▶ **EXERCISE**
Copy every line in the records below that contains the word "Date".

----------------------------------------

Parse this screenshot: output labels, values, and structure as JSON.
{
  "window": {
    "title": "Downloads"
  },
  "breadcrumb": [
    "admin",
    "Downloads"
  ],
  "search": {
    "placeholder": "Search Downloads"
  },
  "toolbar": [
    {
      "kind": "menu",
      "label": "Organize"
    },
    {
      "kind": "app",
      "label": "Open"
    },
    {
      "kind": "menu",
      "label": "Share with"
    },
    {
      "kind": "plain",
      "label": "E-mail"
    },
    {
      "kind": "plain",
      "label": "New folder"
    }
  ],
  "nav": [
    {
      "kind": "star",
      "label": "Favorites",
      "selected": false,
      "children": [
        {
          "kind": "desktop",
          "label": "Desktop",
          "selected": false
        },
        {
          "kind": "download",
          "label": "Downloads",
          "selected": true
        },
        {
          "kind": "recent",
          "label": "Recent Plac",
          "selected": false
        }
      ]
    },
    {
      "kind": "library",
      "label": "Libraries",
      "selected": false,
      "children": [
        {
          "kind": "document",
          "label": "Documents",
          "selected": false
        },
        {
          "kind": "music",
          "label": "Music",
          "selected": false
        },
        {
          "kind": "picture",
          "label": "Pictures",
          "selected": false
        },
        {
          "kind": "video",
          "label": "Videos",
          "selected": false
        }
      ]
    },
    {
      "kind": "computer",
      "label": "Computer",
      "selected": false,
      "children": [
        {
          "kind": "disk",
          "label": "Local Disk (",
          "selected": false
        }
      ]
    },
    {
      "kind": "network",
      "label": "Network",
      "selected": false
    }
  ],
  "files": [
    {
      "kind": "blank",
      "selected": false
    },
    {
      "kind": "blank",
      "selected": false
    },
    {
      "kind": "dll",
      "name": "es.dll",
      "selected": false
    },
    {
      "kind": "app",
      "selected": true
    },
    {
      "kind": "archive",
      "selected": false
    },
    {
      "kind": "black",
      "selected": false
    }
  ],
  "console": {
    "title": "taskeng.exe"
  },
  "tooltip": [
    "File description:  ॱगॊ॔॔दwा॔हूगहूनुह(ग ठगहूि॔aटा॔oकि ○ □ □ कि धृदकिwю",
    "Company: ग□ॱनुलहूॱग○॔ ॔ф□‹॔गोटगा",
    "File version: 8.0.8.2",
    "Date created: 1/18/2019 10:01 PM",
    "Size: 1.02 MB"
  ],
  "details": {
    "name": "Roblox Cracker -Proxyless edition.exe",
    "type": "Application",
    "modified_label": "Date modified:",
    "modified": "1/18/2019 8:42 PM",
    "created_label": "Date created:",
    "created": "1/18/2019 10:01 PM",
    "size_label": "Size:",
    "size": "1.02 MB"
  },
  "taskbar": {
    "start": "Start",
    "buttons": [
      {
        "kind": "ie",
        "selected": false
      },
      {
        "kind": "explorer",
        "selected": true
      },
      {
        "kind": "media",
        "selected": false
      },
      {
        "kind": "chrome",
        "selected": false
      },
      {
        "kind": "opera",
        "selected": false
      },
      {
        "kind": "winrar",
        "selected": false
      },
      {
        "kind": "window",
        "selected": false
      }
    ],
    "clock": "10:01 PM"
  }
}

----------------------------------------

▶ **OUTPUT**
    "Date created: 1/18/2019 10:01 PM",
    "modified_label": "Date modified:",
    "created_label": "Date created:",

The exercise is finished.